In 1993, Bernardo Bertolucci released a movie, “Little Buddha,” that explores the odyssey of a young American boy who is sought out by two Tibetan monks who believe he’s the reincarnation of a lama, a high Buddhist teacher. At the heart of this conflict is that the boy’s parents are played by non-Tibetan types, Bridget Fonda and Chris Isaak.
Neither Roger Ebert, who hated the movie, nor Janet Maslin, who liked it, had much of a clue what Bertolucci wanted to say with “Little Buddha.”

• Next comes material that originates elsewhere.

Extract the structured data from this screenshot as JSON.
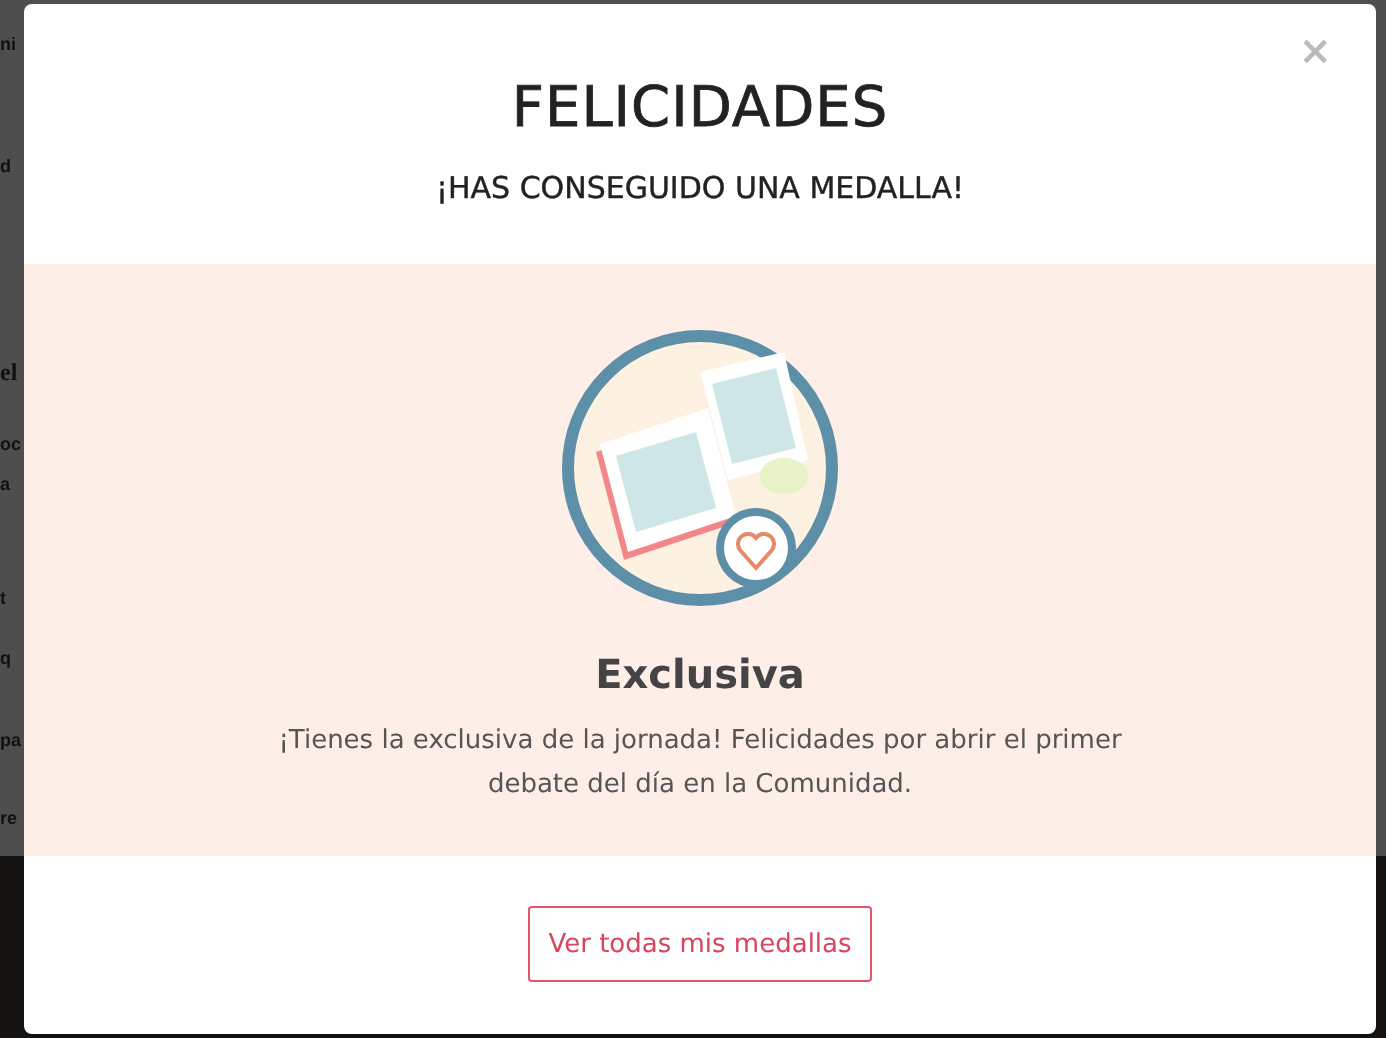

That lack of clarity is definitely not a problem with Sarah Ruhl’s new play, “The Oldest Boy,” which opened Monday at Lincoln Center’s Mitzi E. Newhouse Theater, and tells a very similar story. Actually, “The Oldest Boy” tells only half of Bertolucci’s movie, the much better half, and wisely drops its parallel historical story of Prince Siddhartha, who appears in the form of Keanu Reeves.
For those theatergoers who believe in virgin births, eternal progression, and reincarnation, Ruhl ups the likelihood of the little boy (played by a puppet and voiced by Ernest Aruba) being a reborn lama by making his father (James Yaegashi) a Tibetan refugee living in the United States and married to a white woman (Celia Keenan-Bolger). If this mother (Ruhl doesn’t give her characters proper names) is shocked to be visited one day by a Buddhist monk (Jon Norman Schneider) and lama (James Saito), Ruhl makes it clear that the two men are even more shocked that she’s white.
As in “Little Buddha,” the parents in “Oldest Boy” eventually consent to sending their son to Nepal to be tested to see if he’s the real thing, and later enthroned and educated. Of course, “The Oldest Boy” is really about the education of this sweetest mother, who back in the U.S. was an adjunct professor (“a very badly paid teacher”) and went through a rather ghastly experience during her final oral exam. Ruhl has a lot to say about the bonds of parents and children, of teachers and students, and how sometimes it’s necessary to break those bonds to learn. Sometimes, what with all this talk about education, “The Oldest Boy” feels more like a lecture than a drama, especially in the second act when the mother is less a participant than a narrator. Her memories of that awful oral exam are vivid and point to what might have been a more interesting play, about the horrors of academia in America. It’s odd that in act two Ruhl didn’t dramatize the traumatic oral exam, to use it as a parallel flashback to the scene in act one that dramatizes the mother and father’s fraught courtship.
Ruhl’s grasp of the subject isn’t as secure in its audacity as in her plays “The Clean House” or “In the Next Room,” but she knows how to engage an audience, and is one of those few writers who makes us wish her plays were longer, not shorter.
“The Oldest Boy” recalls “Little Buddha” not only in its story line but Rebecca Taichman’s handsome staging, which includes a Cinemascope-size panorama upstage that expands to depict the mother’s dreams and fantasies. The work of Mimi Lien (sets), Anita Yavich (costumes) and Japhy Weideman (lighting) is stunning. Puppet design and direction is by Matt Acheson, who could well put all child actors out of work. For the next Broadway revival of “Annie,” Acheson is the go-to guy.
Keenan-Bolger is less successful playing the mother. She’s forever chirpy and upbeat, as if she hasn’t quite grown out of her adolescent stint in “Spelling Bee,” but then maybe that’s the point. In “The Oldest Boy,” she’s more student than mother.